THE GERMANIC SUEBI TRIBE – ENEMIES OF ROME: SOME THOUGHTS OF GAIUS JULIUS CAESAR – PROCONSUL OF ROME
The Suebi were a Germanic Heathen Tribe who lived mainly in what is now modern central and southern Germany between the Elbe and along the mighty and sacred Rhine River. Thus, they lived on the borders of ancient Gaul. The modern German region Swabia gets its name from the Suebi and some of their language survives in the modern German language and Swabian dialect.
Julius Caesar wrote about the Suebi as he came into contact and conflict with them in his campaign in Gaul on the left bank of the Rhine. Caesar describes the Suebi, in his book, “De Bello Gallico,” “The Gallic Wars,” which is highly recommended for students of military and heathen history. In that campaign, Caesar conquered the Gauls, and fought the neighboring Germanic tribes, including the Suebi. Initially during the Roman campaign in Gaul, the Suebi gained some advantage and crossed over to the West Bank of the Rhine. However, Caesar and Rome defeated the Suebi led by their leader Ariovistus, at the Battle of the Vosges in 58 BCE. In that battle, Caesar command six legions (estimated strength of 25,000-30,000) and the Suebi had a force of around 15,000 men. Many Suebi were taken prisoner, but the rest of the Suebian Army escaped by retreating to the East Bank of the Rhine. Rome did pursue and was unable conquer them inside of Germania. Caesar regarded the Suebians as the most warlike of the Germanic Tribes. The Suebian warriors were distinguished by the distinctive Suebian knot hairstyle they wore. The knot was created by dividing long hair into two strands and then pulling in opposite directions then twisting and tightening in the same direction and the excess on one end of a strand is then put through a loop on the other end of a strand.
Here is an excerpt from Caesar’s work “The Conquest of Gaul.”
“The nation of the Suebi is by far the largest and the most warlike nation of all the Germans. They are said to possess a hundred cantons, from each of which they yearly send from their territories for the purpose of war a thousand armed men: the others who remain at home, maintain [both] themselves and those‐engaged in the expedition. The latter again, in their turn, are in arms the year after the former remain at home. Thus, neither husbandry, nor the art and practice of war are neglected. But among them there exists no private and separate land; nor are they permitted to remain more than one year in one place for the purpose of residence. They do not live much on corn, but subsist for the most part on milk and flesh, and are much [engaged] in hunting; which circumstance must, by the nature of their food, and by their daily exercise and the freedom of their life (for having from boyhood been accustomed to no employment, or discipline, they do nothing at all contrary to their inclination), both promote their strength and render them men of vast stature of body. And to such a habit have they brought themselves, that even in the coldest parts they wear no clothing whatever except skins, by reason of the scantiness of which, a great portion of their body is bare, and besides they bathe in open rivers.

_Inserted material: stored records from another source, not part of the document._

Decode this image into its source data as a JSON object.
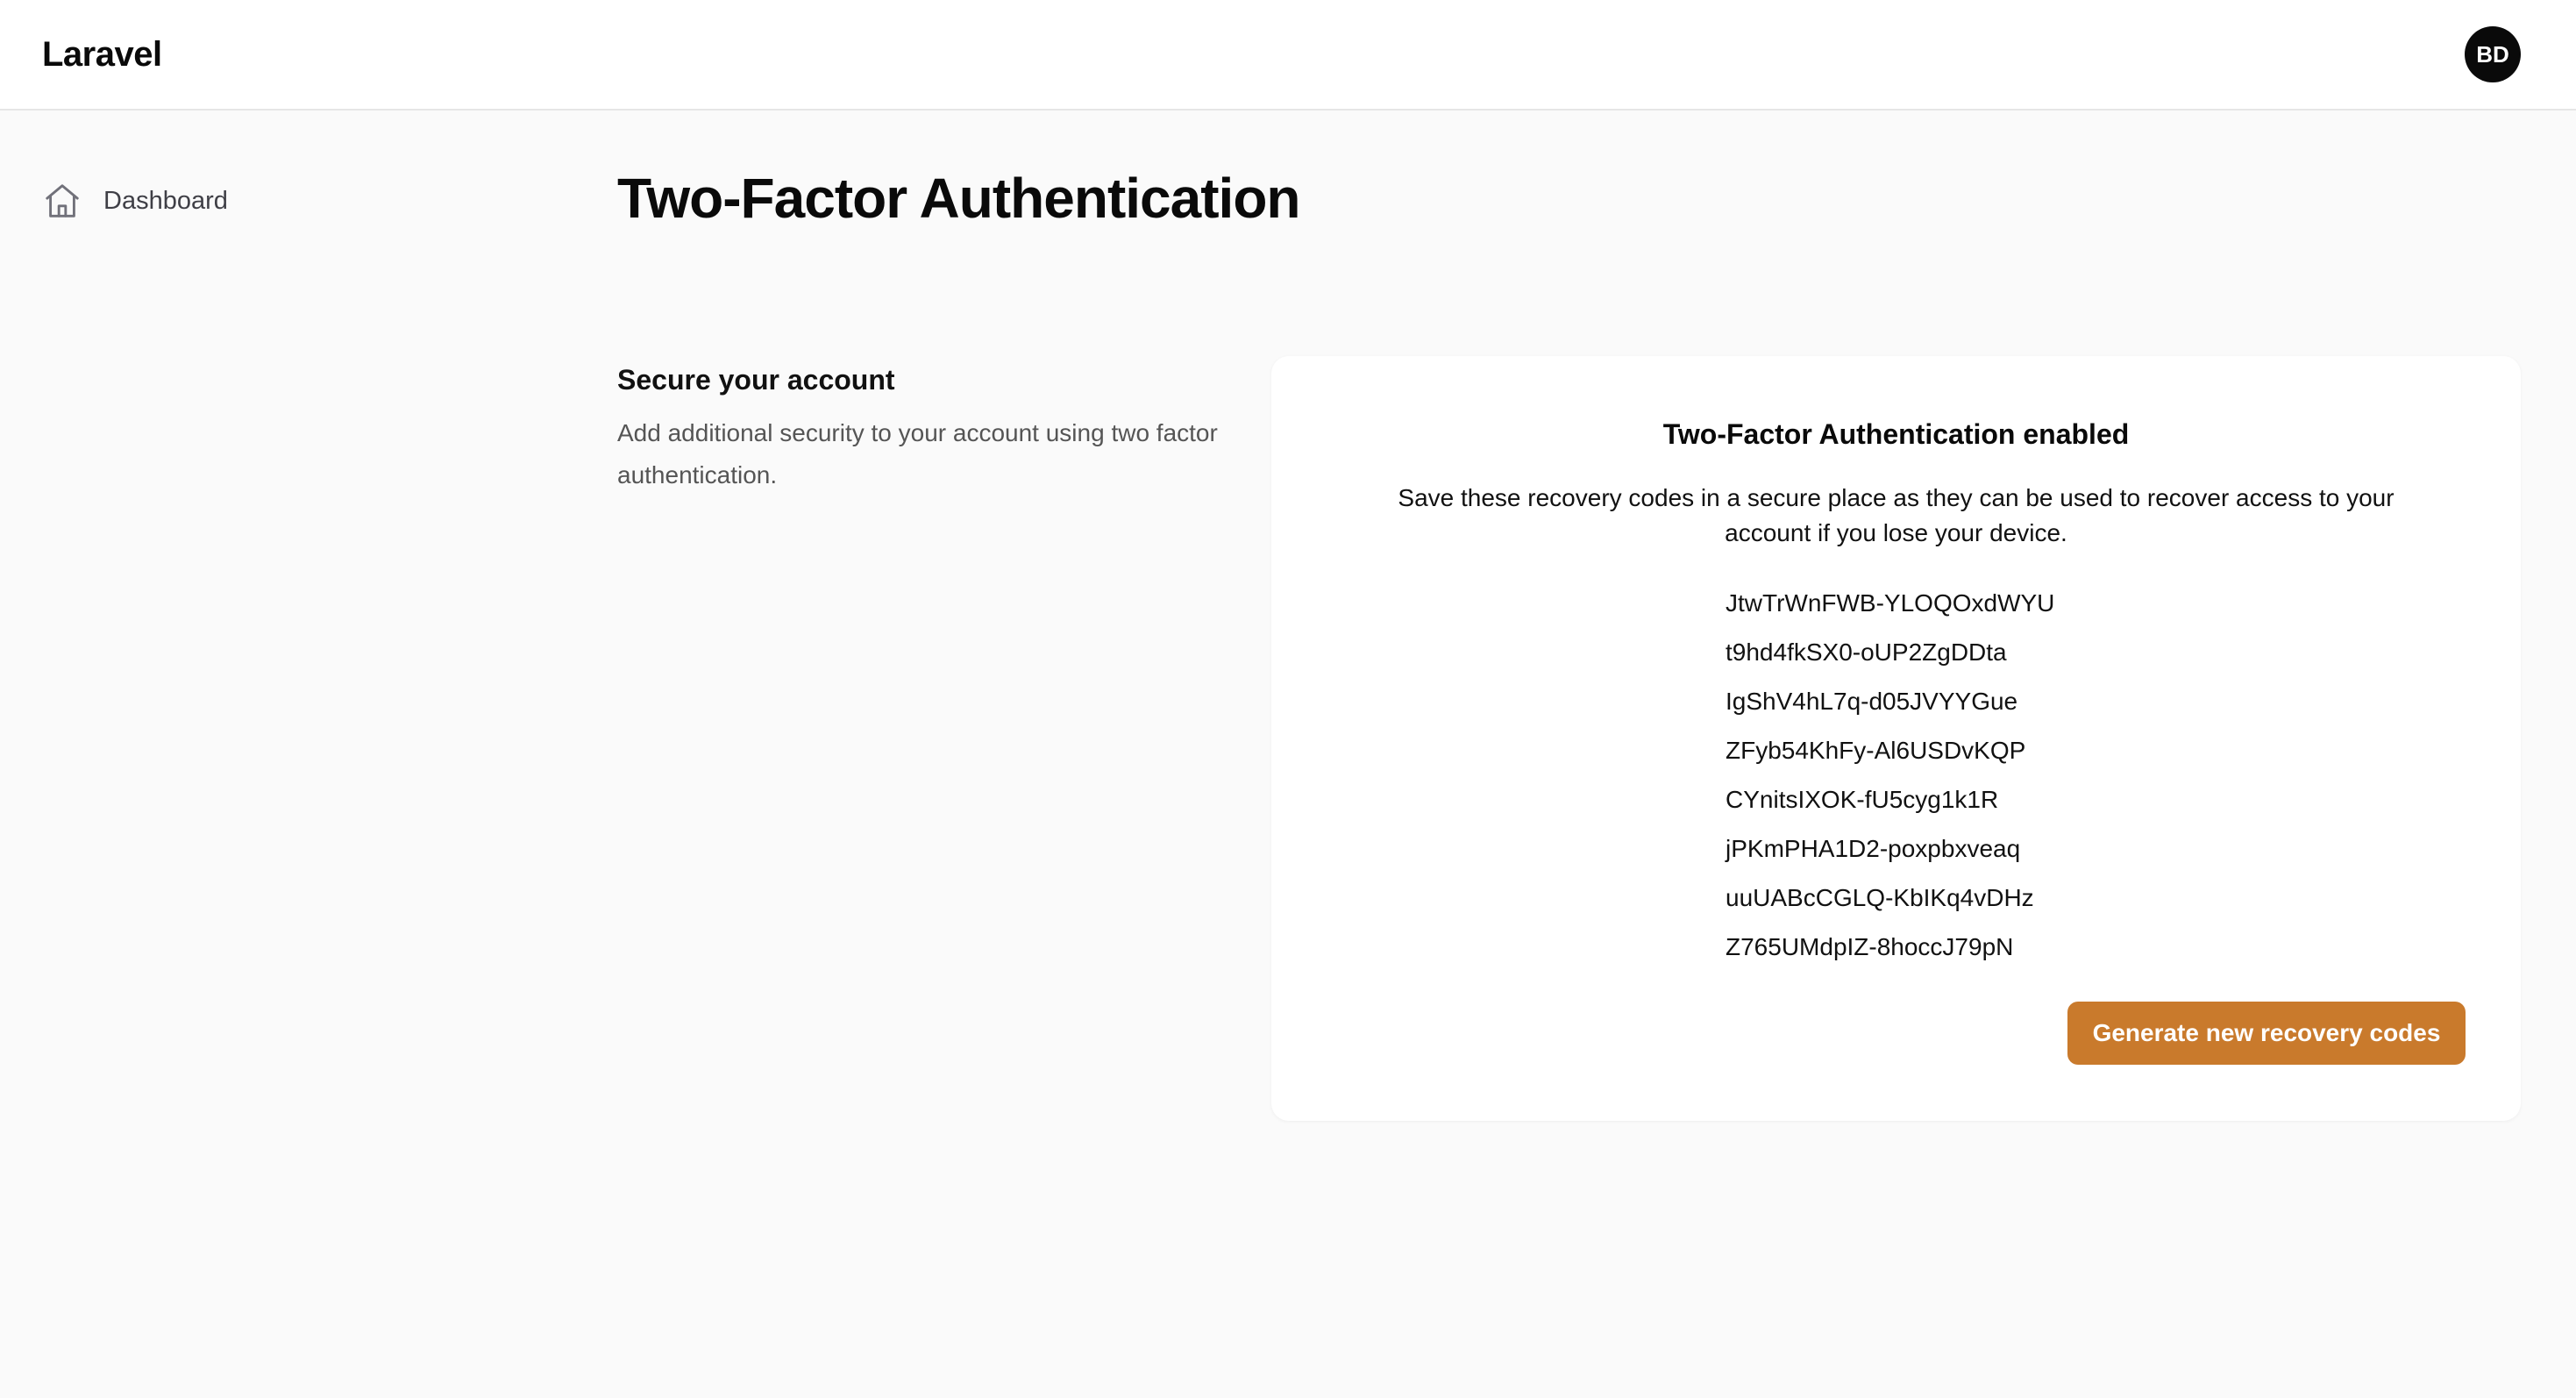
{
  "header": {
    "brand": "Laravel",
    "avatar_initials": "BD"
  },
  "sidebar": {
    "items": [
      {
        "label": "Dashboard",
        "icon": "home-icon"
      }
    ]
  },
  "main": {
    "page_title": "Two-Factor Authentication",
    "section": {
      "title": "Secure your account",
      "description": "Add additional security to your account using two factor authentication."
    },
    "card": {
      "title": "Two-Factor Authentication enabled",
      "description": "Save these recovery codes in a secure place as they can be used to recover access to your account if you lose your device.",
      "recovery_codes": [
        "JtwTrWnFWB-YLOQOxdWYU",
        "t9hd4fkSX0-oUP2ZgDDta",
        "IgShV4hL7q-d05JVYYGue",
        "ZFyb54KhFy-Al6USDvKQP",
        "CYnitsIXOK-fU5cyg1k1R",
        "jPKmPHA1D2-poxpbxveaq",
        "uuUABcCGLQ-KbIKq4vDHz",
        "Z765UMdpIZ-8hoccJ79pN"
      ],
      "generate_button_label": "Generate new recovery codes"
    }
  },
  "colors": {
    "accent": "#c97a2c",
    "background": "#fafafa",
    "card": "#ffffff",
    "avatar": "#0a0a0a"
  }
}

Merchants have access to them rather that they may have persons to whom they may sell those things which they have taken in war, than because they need any commodity to be imported to them. Moreover, even as to laboring cattle, in which the Gauls take the greatest pleasure, and which they procure at a great price, the Germans do not employ such as are imported, but those poor and ill‐shaped animals, which belong to their country; these, however, they render capable of the greatest labor by daily exercise. In cavalry actions they frequently leap from their horses and fight on foot; and train their horses to stand still in the very spot on which they leave them, to which they retreat with great activity when there is occasion; nor, according to their practice, is anything regarded as more unseemly, or more unmanly, than to use housings. Accordingly, they have the courage, though they be themselves but few, to advance against any number whatever of horse mounted with housings. They on no account permit wine to be imported to them, because they consider that men degenerate in their powers of enduring fatigue and are rendered effeminate by that commodity. “
Heil der Suebi! Hrolfr - Chieftain OWT
Picture of a Suebian knot on a skull.